====== Available data

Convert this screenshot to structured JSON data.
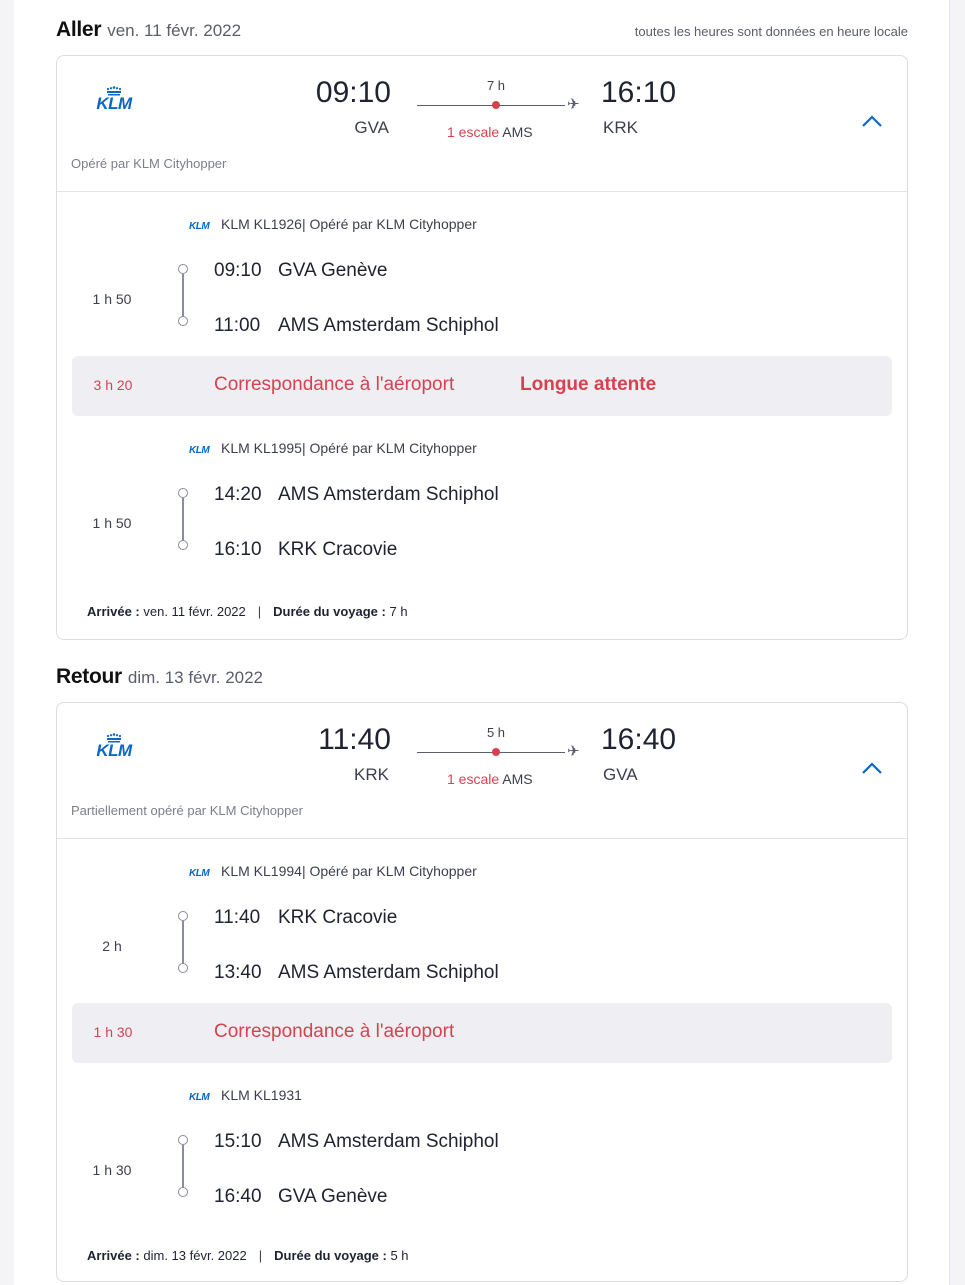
{
  "outbound": {
    "title": "Aller",
    "date": "ven. 11 févr. 2022",
    "note": "toutes les heures sont données en heure locale",
    "airline_logo": "KLM",
    "operated": "Opéré par KLM Cityhopper",
    "dep_time": "09:10",
    "dep_code": "GVA",
    "arr_time": "16:10",
    "arr_code": "KRK",
    "duration": "7 h",
    "stops_label": "1 escale",
    "stops_airport": "AMS",
    "segments": [
      {
        "flight": "KLM KL1926| Opéré par KLM Cityhopper",
        "duration": "1 h 50",
        "from_time": "09:10",
        "from_place": "GVA Genève",
        "to_time": "11:00",
        "to_place": "AMS Amsterdam Schiphol"
      },
      {
        "flight": "KLM KL1995| Opéré par KLM Cityhopper",
        "duration": "1 h 50",
        "from_time": "14:20",
        "from_place": "AMS Amsterdam Schiphol",
        "to_time": "16:10",
        "to_place": "KRK Cracovie"
      }
    ],
    "connection": {
      "duration": "3 h 20",
      "label": "Correspondance à l'aéroport",
      "warning": "Longue attente"
    },
    "footer": {
      "arrival_label": "Arrivée :",
      "arrival_value": "ven. 11 févr. 2022",
      "sep": "|",
      "trip_label": "Durée du voyage :",
      "trip_value": "7 h"
    }
  },
  "return": {
    "title": "Retour",
    "date": "dim. 13 févr. 2022",
    "airline_logo": "KLM",
    "operated": "Partiellement opéré par KLM Cityhopper",
    "dep_time": "11:40",
    "dep_code": "KRK",
    "arr_time": "16:40",
    "arr_code": "GVA",
    "duration": "5 h",
    "stops_label": "1 escale",
    "stops_airport": "AMS",
    "segments": [
      {
        "flight": "KLM KL1994| Opéré par KLM Cityhopper",
        "duration": "2 h",
        "from_time": "11:40",
        "from_place": "KRK Cracovie",
        "to_time": "13:40",
        "to_place": "AMS Amsterdam Schiphol"
      },
      {
        "flight": "KLM KL1931",
        "duration": "1 h 30",
        "from_time": "15:10",
        "from_place": "AMS Amsterdam Schiphol",
        "to_time": "16:40",
        "to_place": "GVA Genève"
      }
    ],
    "connection": {
      "duration": "1 h 30",
      "label": "Correspondance à l'aéroport"
    },
    "footer": {
      "arrival_label": "Arrivée :",
      "arrival_value": "dim. 13 févr. 2022",
      "sep": "|",
      "trip_label": "Durée du voyage :",
      "trip_value": "5 h"
    }
  },
  "colors": {
    "accent": "#0a67c4",
    "alert": "#d6424f",
    "connection_bg": "#eeeef3"
  },
  "icons": {
    "airline": "klm-logo",
    "expand": "chevron-up-icon",
    "plane": "plane-icon"
  }
}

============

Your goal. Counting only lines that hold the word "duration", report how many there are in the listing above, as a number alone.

Task output. 8